EXERCISE DATA: Begin

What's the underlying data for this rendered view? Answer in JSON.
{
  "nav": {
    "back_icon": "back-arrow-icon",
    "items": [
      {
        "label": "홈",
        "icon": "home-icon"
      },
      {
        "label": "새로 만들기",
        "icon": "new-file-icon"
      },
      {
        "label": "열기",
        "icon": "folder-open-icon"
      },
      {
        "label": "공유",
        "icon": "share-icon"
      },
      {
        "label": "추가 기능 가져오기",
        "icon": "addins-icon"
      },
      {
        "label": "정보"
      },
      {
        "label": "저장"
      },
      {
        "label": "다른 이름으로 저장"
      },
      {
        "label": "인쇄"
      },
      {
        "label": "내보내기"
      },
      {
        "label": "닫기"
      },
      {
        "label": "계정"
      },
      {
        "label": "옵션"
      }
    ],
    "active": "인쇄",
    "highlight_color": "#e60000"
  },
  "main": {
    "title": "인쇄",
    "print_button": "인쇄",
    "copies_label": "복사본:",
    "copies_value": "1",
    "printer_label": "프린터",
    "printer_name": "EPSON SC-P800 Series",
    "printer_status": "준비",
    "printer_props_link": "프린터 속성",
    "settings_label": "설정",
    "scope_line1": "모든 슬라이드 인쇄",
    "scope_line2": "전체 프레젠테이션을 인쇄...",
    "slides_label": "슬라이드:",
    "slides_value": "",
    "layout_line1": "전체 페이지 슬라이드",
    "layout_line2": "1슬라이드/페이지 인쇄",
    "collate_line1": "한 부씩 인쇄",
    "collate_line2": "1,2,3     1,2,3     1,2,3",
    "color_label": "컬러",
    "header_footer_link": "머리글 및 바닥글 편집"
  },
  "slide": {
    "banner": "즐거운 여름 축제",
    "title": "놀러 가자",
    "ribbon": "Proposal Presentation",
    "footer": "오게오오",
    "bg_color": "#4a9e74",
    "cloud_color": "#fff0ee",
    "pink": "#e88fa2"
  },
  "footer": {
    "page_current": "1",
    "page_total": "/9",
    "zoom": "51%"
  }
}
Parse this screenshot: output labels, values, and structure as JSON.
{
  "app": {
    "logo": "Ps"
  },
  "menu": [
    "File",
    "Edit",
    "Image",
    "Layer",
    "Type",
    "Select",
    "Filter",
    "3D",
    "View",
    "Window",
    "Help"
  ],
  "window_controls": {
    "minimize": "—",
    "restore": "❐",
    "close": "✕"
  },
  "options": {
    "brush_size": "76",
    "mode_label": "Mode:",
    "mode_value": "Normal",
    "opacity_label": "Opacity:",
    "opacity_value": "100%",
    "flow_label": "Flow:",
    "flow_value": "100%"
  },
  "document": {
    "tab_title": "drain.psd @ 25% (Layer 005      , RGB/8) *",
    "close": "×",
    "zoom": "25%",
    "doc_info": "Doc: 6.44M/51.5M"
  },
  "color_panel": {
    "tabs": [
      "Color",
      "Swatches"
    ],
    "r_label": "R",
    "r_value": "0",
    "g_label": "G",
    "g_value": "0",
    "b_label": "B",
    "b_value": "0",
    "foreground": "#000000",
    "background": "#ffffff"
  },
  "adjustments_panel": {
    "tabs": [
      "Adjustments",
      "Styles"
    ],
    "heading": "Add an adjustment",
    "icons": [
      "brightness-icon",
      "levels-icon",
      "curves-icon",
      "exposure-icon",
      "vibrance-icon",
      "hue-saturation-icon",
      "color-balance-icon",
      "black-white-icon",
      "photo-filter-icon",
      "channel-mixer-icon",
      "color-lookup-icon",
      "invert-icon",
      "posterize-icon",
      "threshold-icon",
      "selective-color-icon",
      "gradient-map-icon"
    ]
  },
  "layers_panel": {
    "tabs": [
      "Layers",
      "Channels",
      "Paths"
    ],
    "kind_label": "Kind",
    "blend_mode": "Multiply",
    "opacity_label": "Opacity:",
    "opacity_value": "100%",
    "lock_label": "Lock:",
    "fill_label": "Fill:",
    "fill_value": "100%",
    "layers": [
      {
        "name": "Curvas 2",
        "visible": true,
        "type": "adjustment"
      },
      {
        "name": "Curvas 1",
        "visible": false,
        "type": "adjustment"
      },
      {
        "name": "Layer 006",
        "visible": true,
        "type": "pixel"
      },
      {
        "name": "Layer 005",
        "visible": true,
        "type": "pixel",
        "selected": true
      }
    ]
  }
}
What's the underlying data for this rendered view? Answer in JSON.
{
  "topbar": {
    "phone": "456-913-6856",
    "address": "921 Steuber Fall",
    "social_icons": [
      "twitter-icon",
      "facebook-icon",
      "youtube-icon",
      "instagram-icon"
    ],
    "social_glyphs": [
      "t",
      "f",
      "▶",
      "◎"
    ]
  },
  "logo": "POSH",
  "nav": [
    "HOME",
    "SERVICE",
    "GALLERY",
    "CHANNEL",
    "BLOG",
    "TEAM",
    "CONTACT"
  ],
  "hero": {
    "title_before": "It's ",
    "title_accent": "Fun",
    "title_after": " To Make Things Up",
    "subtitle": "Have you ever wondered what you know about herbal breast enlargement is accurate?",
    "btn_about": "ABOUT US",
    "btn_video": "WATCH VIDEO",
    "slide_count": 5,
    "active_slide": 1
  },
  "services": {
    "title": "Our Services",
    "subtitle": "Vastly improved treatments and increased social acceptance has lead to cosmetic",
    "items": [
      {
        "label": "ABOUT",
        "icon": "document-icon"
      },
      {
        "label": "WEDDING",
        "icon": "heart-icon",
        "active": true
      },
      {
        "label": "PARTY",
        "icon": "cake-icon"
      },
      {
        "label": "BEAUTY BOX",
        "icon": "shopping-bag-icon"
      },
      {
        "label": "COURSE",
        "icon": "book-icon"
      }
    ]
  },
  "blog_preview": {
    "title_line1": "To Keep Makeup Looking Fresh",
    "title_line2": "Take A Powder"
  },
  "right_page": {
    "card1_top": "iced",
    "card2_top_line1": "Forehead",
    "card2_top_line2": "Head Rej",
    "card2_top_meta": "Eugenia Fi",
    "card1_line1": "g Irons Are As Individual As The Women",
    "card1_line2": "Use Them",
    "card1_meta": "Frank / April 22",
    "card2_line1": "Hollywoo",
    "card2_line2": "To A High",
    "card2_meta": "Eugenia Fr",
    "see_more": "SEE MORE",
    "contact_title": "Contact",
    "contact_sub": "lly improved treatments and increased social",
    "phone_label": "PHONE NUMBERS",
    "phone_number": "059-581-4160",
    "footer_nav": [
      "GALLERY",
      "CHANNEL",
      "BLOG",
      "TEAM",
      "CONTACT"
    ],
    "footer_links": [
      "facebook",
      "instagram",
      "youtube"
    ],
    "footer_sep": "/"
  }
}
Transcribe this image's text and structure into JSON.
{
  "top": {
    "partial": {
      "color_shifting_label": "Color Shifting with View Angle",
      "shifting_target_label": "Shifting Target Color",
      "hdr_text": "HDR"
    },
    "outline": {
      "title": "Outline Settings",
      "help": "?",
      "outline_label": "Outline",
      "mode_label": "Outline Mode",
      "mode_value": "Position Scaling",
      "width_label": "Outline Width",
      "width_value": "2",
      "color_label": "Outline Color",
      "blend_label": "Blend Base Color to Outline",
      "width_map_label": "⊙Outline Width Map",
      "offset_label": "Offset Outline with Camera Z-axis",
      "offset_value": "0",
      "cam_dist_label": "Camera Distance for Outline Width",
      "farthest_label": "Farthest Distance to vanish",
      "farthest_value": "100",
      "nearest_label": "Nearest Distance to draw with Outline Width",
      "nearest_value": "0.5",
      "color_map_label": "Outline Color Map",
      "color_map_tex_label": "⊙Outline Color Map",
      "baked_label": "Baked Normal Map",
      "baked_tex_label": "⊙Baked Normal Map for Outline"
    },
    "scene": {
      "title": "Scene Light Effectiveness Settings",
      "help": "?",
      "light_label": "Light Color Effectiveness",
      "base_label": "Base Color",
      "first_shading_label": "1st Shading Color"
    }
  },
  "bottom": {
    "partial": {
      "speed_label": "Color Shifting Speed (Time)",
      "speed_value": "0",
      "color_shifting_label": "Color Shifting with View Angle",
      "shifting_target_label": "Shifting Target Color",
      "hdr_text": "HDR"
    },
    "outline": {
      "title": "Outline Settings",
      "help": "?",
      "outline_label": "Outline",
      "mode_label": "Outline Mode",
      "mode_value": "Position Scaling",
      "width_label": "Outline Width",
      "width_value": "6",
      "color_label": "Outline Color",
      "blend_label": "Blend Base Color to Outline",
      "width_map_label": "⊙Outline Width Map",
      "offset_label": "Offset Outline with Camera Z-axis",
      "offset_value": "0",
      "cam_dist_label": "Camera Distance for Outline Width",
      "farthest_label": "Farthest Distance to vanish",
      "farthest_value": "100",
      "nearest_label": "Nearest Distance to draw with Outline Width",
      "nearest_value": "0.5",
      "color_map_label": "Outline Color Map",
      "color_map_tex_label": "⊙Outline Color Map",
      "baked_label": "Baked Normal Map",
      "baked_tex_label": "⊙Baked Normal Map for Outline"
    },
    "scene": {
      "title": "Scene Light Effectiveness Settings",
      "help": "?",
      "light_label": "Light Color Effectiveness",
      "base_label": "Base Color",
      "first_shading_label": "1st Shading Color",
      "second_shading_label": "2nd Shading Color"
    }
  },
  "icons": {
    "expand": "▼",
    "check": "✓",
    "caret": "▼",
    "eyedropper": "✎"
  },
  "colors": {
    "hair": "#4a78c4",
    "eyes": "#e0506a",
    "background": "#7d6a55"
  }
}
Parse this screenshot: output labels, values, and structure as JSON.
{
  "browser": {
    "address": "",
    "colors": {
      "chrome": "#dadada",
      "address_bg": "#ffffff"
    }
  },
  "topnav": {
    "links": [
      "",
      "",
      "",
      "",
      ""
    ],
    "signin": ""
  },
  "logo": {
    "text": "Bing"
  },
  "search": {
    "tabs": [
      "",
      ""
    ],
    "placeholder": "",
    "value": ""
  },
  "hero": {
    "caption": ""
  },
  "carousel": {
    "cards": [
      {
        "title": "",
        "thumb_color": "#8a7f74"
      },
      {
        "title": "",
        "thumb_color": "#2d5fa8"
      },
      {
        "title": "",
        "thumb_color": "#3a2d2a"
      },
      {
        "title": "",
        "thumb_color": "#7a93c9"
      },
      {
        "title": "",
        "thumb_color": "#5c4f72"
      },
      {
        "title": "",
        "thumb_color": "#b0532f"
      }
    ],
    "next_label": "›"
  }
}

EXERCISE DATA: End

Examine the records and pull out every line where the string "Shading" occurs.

      "first_shading_label": "1st Shading Color"
      "first_shading_label": "1st Shading Color",
      "second_shading_label": "2nd Shading Color"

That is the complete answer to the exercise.